**Entries from a dataset of interfaces:**
———
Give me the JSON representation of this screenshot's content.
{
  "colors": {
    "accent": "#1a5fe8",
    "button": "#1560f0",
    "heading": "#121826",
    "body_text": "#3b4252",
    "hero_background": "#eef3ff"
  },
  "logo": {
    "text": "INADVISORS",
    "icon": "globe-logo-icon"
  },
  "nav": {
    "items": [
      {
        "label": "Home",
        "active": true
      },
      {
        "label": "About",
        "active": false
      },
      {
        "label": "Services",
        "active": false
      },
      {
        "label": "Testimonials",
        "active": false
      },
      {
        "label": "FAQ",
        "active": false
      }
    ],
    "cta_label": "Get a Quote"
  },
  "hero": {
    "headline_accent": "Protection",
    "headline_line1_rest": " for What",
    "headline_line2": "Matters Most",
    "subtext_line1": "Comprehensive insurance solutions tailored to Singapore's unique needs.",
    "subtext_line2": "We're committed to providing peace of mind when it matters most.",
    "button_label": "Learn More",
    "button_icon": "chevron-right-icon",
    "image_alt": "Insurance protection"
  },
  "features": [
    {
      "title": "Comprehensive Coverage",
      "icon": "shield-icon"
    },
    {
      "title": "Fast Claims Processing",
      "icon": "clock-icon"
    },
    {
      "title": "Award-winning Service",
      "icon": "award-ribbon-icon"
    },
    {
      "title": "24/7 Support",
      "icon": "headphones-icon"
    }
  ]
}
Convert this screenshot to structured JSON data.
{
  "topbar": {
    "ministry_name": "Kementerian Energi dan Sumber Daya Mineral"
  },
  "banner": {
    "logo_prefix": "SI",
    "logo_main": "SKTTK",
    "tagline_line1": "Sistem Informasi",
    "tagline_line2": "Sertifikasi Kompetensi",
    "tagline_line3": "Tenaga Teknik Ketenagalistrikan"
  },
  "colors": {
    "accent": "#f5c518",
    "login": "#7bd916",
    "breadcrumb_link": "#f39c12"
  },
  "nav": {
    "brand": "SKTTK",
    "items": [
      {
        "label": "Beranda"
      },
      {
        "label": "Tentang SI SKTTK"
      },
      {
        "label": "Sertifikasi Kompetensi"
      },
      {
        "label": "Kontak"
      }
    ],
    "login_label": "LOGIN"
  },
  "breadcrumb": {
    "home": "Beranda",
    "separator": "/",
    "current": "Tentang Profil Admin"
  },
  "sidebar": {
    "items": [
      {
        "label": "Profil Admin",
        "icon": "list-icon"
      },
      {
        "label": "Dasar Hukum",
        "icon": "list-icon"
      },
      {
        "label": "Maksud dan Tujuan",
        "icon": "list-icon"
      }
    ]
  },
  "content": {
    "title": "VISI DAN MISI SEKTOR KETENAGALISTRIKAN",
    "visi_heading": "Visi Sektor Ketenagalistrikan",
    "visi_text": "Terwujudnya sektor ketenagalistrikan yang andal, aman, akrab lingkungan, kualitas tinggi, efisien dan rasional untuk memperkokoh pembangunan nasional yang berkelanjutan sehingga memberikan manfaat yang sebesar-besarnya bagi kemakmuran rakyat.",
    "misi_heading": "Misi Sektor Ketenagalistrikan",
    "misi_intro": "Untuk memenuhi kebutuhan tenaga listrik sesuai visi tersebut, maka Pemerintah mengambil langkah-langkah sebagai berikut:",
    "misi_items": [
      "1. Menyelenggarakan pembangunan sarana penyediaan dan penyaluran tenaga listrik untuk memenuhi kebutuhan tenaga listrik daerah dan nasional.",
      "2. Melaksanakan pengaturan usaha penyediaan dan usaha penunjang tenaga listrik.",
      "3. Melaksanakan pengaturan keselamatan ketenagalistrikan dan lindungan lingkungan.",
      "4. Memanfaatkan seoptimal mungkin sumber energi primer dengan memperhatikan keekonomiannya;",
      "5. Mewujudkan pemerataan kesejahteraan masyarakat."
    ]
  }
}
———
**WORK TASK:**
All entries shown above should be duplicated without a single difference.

**SOLUTION TO THIS EXERCISE:**
Give me the JSON representation of this screenshot's content.
{
  "colors": {
    "accent": "#1a5fe8",
    "button": "#1560f0",
    "heading": "#121826",
    "body_text": "#3b4252",
    "hero_background": "#eef3ff"
  },
  "logo": {
    "text": "INADVISORS",
    "icon": "globe-logo-icon"
  },
  "nav": {
    "items": [
      {
        "label": "Home",
        "active": true
      },
      {
        "label": "About",
        "active": false
      },
      {
        "label": "Services",
        "active": false
      },
      {
        "label": "Testimonials",
        "active": false
      },
      {
        "label": "FAQ",
        "active": false
      }
    ],
    "cta_label": "Get a Quote"
  },
  "hero": {
    "headline_accent": "Protection",
    "headline_line1_rest": " for What",
    "headline_line2": "Matters Most",
    "subtext_line1": "Comprehensive insurance solutions tailored to Singapore's unique needs.",
    "subtext_line2": "We're committed to providing peace of mind when it matters most.",
    "button_label": "Learn More",
    "button_icon": "chevron-right-icon",
    "image_alt": "Insurance protection"
  },
  "features": [
    {
      "title": "Comprehensive Coverage",
      "icon": "shield-icon"
    },
    {
      "title": "Fast Claims Processing",
      "icon": "clock-icon"
    },
    {
      "title": "Award-winning Service",
      "icon": "award-ribbon-icon"
    },
    {
      "title": "24/7 Support",
      "icon": "headphones-icon"
    }
  ]
}
Convert this screenshot to structured JSON data.
{
  "topbar": {
    "ministry_name": "Kementerian Energi dan Sumber Daya Mineral"
  },
  "banner": {
    "logo_prefix": "SI",
    "logo_main": "SKTTK",
    "tagline_line1": "Sistem Informasi",
    "tagline_line2": "Sertifikasi Kompetensi",
    "tagline_line3": "Tenaga Teknik Ketenagalistrikan"
  },
  "colors": {
    "accent": "#f5c518",
    "login": "#7bd916",
    "breadcrumb_link": "#f39c12"
  },
  "nav": {
    "brand": "SKTTK",
    "items": [
      {
        "label": "Beranda"
      },
      {
        "label": "Tentang SI SKTTK"
      },
      {
        "label": "Sertifikasi Kompetensi"
      },
      {
        "label": "Kontak"
      }
    ],
    "login_label": "LOGIN"
  },
  "breadcrumb": {
    "home": "Beranda",
    "separator": "/",
    "current": "Tentang Profil Admin"
  },
  "sidebar": {
    "items": [
      {
        "label": "Profil Admin",
        "icon": "list-icon"
      },
      {
        "label": "Dasar Hukum",
        "icon": "list-icon"
      },
      {
        "label": "Maksud dan Tujuan",
        "icon": "list-icon"
      }
    ]
  },
  "content": {
    "title": "VISI DAN MISI SEKTOR KETENAGALISTRIKAN",
    "visi_heading": "Visi Sektor Ketenagalistrikan",
    "visi_text": "Terwujudnya sektor ketenagalistrikan yang andal, aman, akrab lingkungan, kualitas tinggi, efisien dan rasional untuk memperkokoh pembangunan nasional yang berkelanjutan sehingga memberikan manfaat yang sebesar-besarnya bagi kemakmuran rakyat.",
    "misi_heading": "Misi Sektor Ketenagalistrikan",
    "misi_intro": "Untuk memenuhi kebutuhan tenaga listrik sesuai visi tersebut, maka Pemerintah mengambil langkah-langkah sebagai berikut:",
    "misi_items": [
      "1. Menyelenggarakan pembangunan sarana penyediaan dan penyaluran tenaga listrik untuk memenuhi kebutuhan tenaga listrik daerah dan nasional.",
      "2. Melaksanakan pengaturan usaha penyediaan dan usaha penunjang tenaga listrik.",
      "3. Melaksanakan pengaturan keselamatan ketenagalistrikan dan lindungan lingkungan.",
      "4. Memanfaatkan seoptimal mungkin sumber energi primer dengan memperhatikan keekonomiannya;",
      "5. Mewujudkan pemerataan kesejahteraan masyarakat."
    ]
  }
}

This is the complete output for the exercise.